 ‘Vale, vale,’ the taxi driver said, looking away from the mirror and fixing his eyes back on the road. ‘No need to bite my head off, jefe. I was only saying what I hear every day out in la calle, that’s all.’ 

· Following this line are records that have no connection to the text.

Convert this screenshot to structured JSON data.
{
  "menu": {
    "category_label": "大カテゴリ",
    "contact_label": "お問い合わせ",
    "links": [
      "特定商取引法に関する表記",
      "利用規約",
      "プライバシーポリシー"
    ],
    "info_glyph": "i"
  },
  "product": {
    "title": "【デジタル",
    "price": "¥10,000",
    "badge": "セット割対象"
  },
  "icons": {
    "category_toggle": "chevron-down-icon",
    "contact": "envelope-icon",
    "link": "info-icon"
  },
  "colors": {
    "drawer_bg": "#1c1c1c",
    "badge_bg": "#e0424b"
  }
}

I looked down and tried to calm my breathing. I was confused and angry, extremely agitated. I wanted to carry on telling the Spanish taxi driver about the innumerable acts of hostility that we Gibraltarians have suffered at the hands of the Spanish. I wanted to tell him about every single little thing: the insults we frequently get when we travel to Spain, the calumnies about us in the Spanish press, the excessive checking of our documentation at ports and airports by the Guardia Civil, the vetoing of our applications to the IOC and other sporting bodies. But as I gazed at the back of his head and at the rosary swinging pendulously from the rear-view mirror beside him, I decided that there was no point. He wouldn’t understand. If there is one thing, after all, that characterises the Gibraltar dispute, it is the extreme partisanship of all those concerned. This partisanship acts like some kind of dense mental fog, freezing our rationality and stopping us from understanding the positions and aspirations of the other participants in this unholy ménage à trois. The Spaniards suffer from this mental fog. So do the Gibraltarians. Even the British, usually so diplomatic and even-handed, cannot free themselves from this stultifying sense of entrenchment….